are withheld from our young and without this knowledge, they can’t
think? - and she looks at me, seriously. You think? Yes,
I think because we think!
I know what is happening.
is how it began here.
Americans (descendants of the enslaved) and the Black Left in
particular fell out of favor with white liberals and progressives.
In the late 1960s and 70s, when this nation-state wrote the script
for planned CIA-backed terror in Latin America, here in North
American cities, Kwame Ture, Angela Davis, and the Black Panthers
echoed Malcolm and King, and all - speaking in unison, cried out
that the U.S. has a problem with equality with Blacks; the U.S.
is an imperialist State that “colonizes” the people of color within
and without its borders; and the imperialist State is the greatest
purveyor of violence. These voices pinched nerves! Don’t look
for these voices on the commodity exchange in the free market;
for, as long-time warnings about the disaster that is capitalism,
they are not usable. Some of the best witnesses to disaster capitalism
and Operation America are never called upon until they are killed!
There is a market, however, for posters, t-shirts, and books in
which these voices are linked to a past, in history,
and today’s warnings by Black Americans are described as the voices
“planned misery” slain Argentinean writer Rudolfo Walsh noted
in the 1970s (Shock Doctrine: The Rise of Disaster Capitalism,
Naomi Klein) took root here in genocide and in slavery. There
was always an “enemy within” and they, as unpaid workers toiled
in “planned misery.” The urban unrest of the 1970s only served
as an excuse to initiate, without social or moral “regulations,”
the beginnings of corporatism in the U.S. Whites only took on
a new (but not unfamiliar) implications.
is not free to develop anywhere.
the teens and young people are fed up with the way their government
has tried to strangle students and workers, making it impossible
for many to pursue an education and a livelihood. We witness the
anger of those teens and young college students in Greece
as they set fire to buildings and shops. I have listened to the
National Public Radio and BBC among other news sources, interview
Socialist student leaders and the adult leadership, reserving
reverence for their cause. Yet, few Americans would see in these
Greek students the anger of young Blacks of the 1970s in Watts
as anger against a system for which they knew “planned misery”
was the agenda established by the political and economic apparatus
especially for them.
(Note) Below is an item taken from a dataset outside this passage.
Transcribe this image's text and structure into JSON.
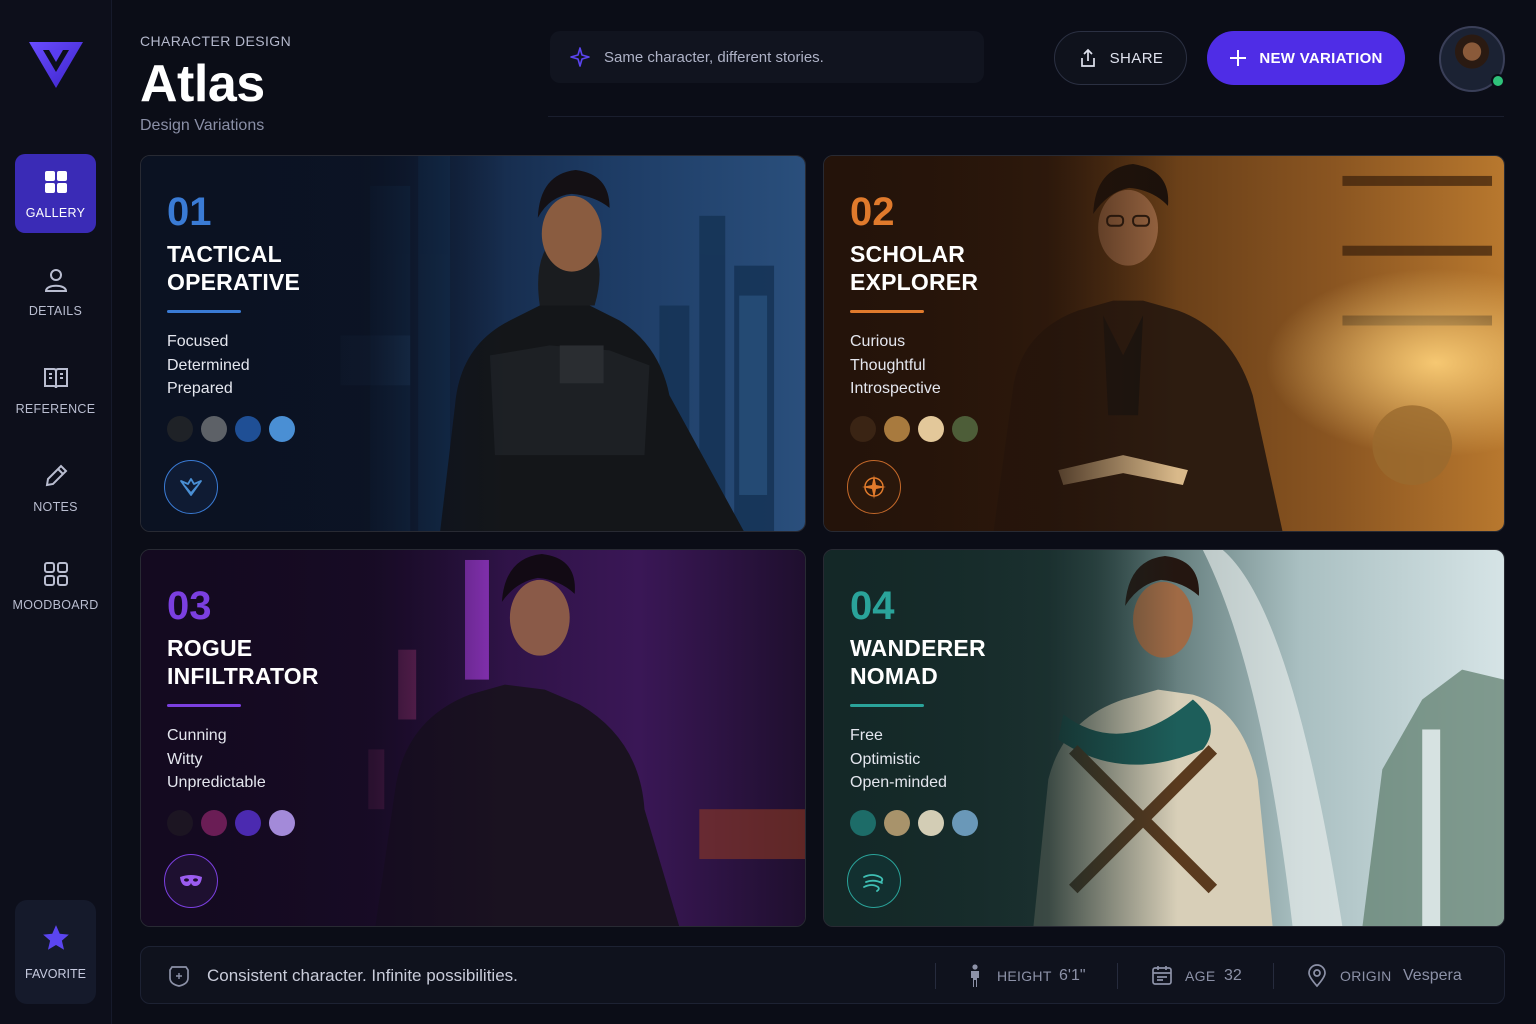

Invisible on sunny days when capitalism seems
to work for a few, these were the voices “disappeared” from the
white liberal’s radar.
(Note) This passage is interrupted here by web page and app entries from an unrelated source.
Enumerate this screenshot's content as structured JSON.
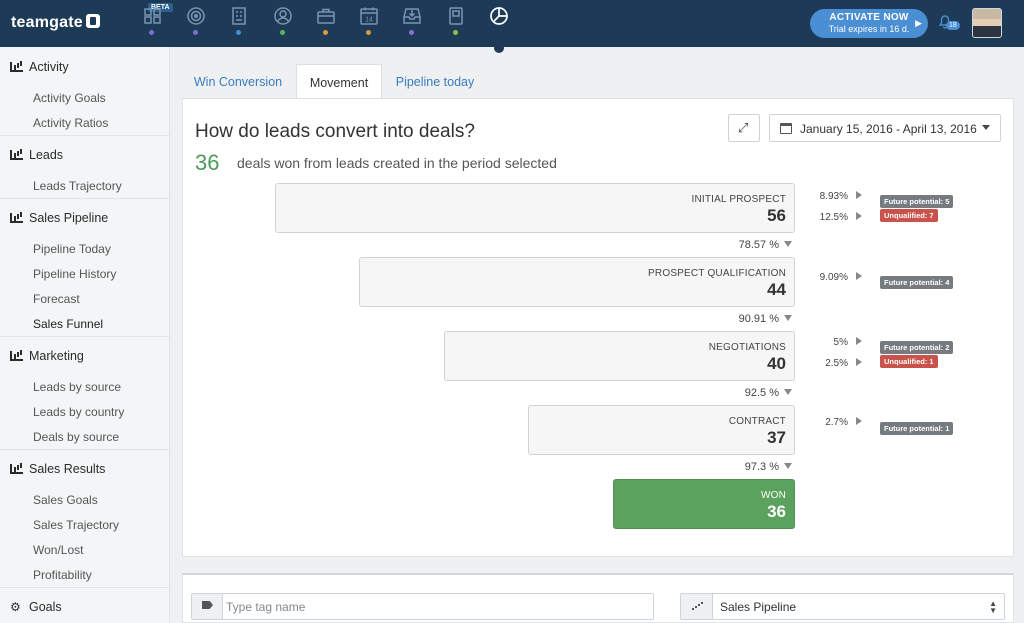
{
  "app": {
    "logo_text": "teamgate",
    "beta_label": "BETA",
    "activate_title": "ACTIVATE NOW",
    "activate_subtitle": "Trial expires in 16 d.",
    "notification_count": "18"
  },
  "nav_icons": [
    {
      "name": "dashboard-icon",
      "dot": "#7b6fd6"
    },
    {
      "name": "target-icon",
      "dot": "#7b6fd6"
    },
    {
      "name": "companies-icon",
      "dot": "#4a8ed3"
    },
    {
      "name": "contacts-icon",
      "dot": "#5fb35f"
    },
    {
      "name": "deals-icon",
      "dot": "#e09a3b"
    },
    {
      "name": "calendar-icon",
      "dot": "#e09a3b"
    },
    {
      "name": "inbox-icon",
      "dot": "#8b6fd6"
    },
    {
      "name": "documents-icon",
      "dot": "#8bc34a"
    },
    {
      "name": "reports-icon",
      "dot": null
    }
  ],
  "calendar_day": "14",
  "sidebar": {
    "sections": [
      {
        "label": "Activity",
        "items": [
          "Activity Goals",
          "Activity Ratios"
        ]
      },
      {
        "label": "Leads",
        "items": [
          "Leads Trajectory"
        ]
      },
      {
        "label": "Sales Pipeline",
        "items": [
          "Pipeline Today",
          "Pipeline History",
          "Forecast",
          "Sales Funnel"
        ]
      },
      {
        "label": "Marketing",
        "items": [
          "Leads by source",
          "Leads by country",
          "Deals by source"
        ]
      },
      {
        "label": "Sales Results",
        "items": [
          "Sales Goals",
          "Sales Trajectory",
          "Won/Lost",
          "Profitability"
        ]
      },
      {
        "label": "Goals",
        "items": []
      }
    ]
  },
  "tabs": [
    "Win Conversion",
    "Movement",
    "Pipeline today"
  ],
  "active_tab": "Movement",
  "main": {
    "title": "How do leads convert into deals?",
    "won_count": "36",
    "won_caption": "deals won from leads created in the period selected",
    "date_range": "January 15, 2016 - April 13, 2016"
  },
  "funnel": {
    "stages": [
      {
        "name": "INITIAL PROSPECT",
        "value": "56"
      },
      {
        "name": "PROSPECT QUALIFICATION",
        "value": "44"
      },
      {
        "name": "NEGOTIATIONS",
        "value": "40"
      },
      {
        "name": "CONTRACT",
        "value": "37"
      },
      {
        "name": "WON",
        "value": "36"
      }
    ],
    "conversions": [
      "78.57 %",
      "90.91 %",
      "92.5 %",
      "97.3 %"
    ],
    "side": [
      {
        "pcts": [
          "8.93%",
          "12.5%"
        ],
        "badges": [
          "Future potential: 5",
          "Unqualified: 7"
        ]
      },
      {
        "pcts": [
          "9.09%"
        ],
        "badges": [
          "Future potential: 4"
        ]
      },
      {
        "pcts": [
          "5%",
          "2.5%"
        ],
        "badges": [
          "Future potential: 2",
          "Unqualified: 1"
        ]
      },
      {
        "pcts": [
          "2.7%"
        ],
        "badges": [
          "Future potential: 1"
        ]
      }
    ],
    "colors": {
      "won": "#5aa25e",
      "future": "#767b80",
      "unqualified": "#c9534a"
    }
  },
  "filters": {
    "tag_placeholder": "Type tag name",
    "pipeline_value": "Sales Pipeline"
  }
}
this collective disaster, I do feel a sense of shame and humiliation
because I know who we were and who we could be as a people, if
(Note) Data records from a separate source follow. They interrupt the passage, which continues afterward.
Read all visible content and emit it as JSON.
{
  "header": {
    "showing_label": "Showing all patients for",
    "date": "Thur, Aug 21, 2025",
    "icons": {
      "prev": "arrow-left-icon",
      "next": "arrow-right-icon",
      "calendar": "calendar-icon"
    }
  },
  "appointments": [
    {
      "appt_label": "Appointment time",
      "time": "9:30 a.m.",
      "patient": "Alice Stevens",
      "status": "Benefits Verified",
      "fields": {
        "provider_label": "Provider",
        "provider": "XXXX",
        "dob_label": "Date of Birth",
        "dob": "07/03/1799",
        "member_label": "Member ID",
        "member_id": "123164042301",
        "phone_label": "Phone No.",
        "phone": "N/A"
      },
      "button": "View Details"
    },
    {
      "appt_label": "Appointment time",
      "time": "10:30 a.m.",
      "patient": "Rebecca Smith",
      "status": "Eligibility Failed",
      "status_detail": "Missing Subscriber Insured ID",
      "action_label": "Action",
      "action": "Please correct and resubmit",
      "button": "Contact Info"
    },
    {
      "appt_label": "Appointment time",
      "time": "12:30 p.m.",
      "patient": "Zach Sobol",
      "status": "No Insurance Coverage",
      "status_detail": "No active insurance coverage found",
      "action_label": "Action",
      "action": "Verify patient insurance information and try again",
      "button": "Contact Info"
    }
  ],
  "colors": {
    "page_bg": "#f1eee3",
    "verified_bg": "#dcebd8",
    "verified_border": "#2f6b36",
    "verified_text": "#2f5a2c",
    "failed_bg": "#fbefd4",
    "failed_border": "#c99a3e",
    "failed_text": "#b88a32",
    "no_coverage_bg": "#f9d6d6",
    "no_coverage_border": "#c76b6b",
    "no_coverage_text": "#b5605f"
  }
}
we were well in mind and in body. But the damage has been done
and may not be undone.
that is why, when I think of the courage and bravery of Rev. Edward
Pinkney, I’m inspired to move - not backward but forward. I’m
reminded of the determination of our ancestors, the unfree,
who first cried and then organized for freedom and the abolishment
of slavery. I’m reminded of Denmark Vesey’s shout: “Die like a
Man!” I’m reminded of Harriet Tubman and her warning to quaking
“slaves.” Democratic Socialism is the goal. Those
of us alive and undamaged must remain steadfast for the whole
community of those who want and end to anti-human systems of “planned
misery.” We must renew our vow, once again, in the new year to
keep hold of that part of ourselves that makes us activists.
BlackCommentator.com Editorial Board member, Lenore Jean Daniels, PhD, has been a writer,
for over thirty years of commentary, resistance criticism and
cultural theory, and short stories with a Marxist sensibility
to the impact of cultural narrative violence and its antithesis,
resistance narratives. With entrenched dedication to justice and
equality, she has served as a coordinator of student and community
resistance projects that encourage the Black Feminist idea of
an equalitarian community and facilitator of student-teacher communities
behind the walls of academia for the last twenty years. Dr. Daniels
holds a PhD in Modern American Literatures, with a specialty in
Cultural Theory (race, gender, class narratives) from Loyola
University, Chicago. Click here
to contact Dr. Daniels.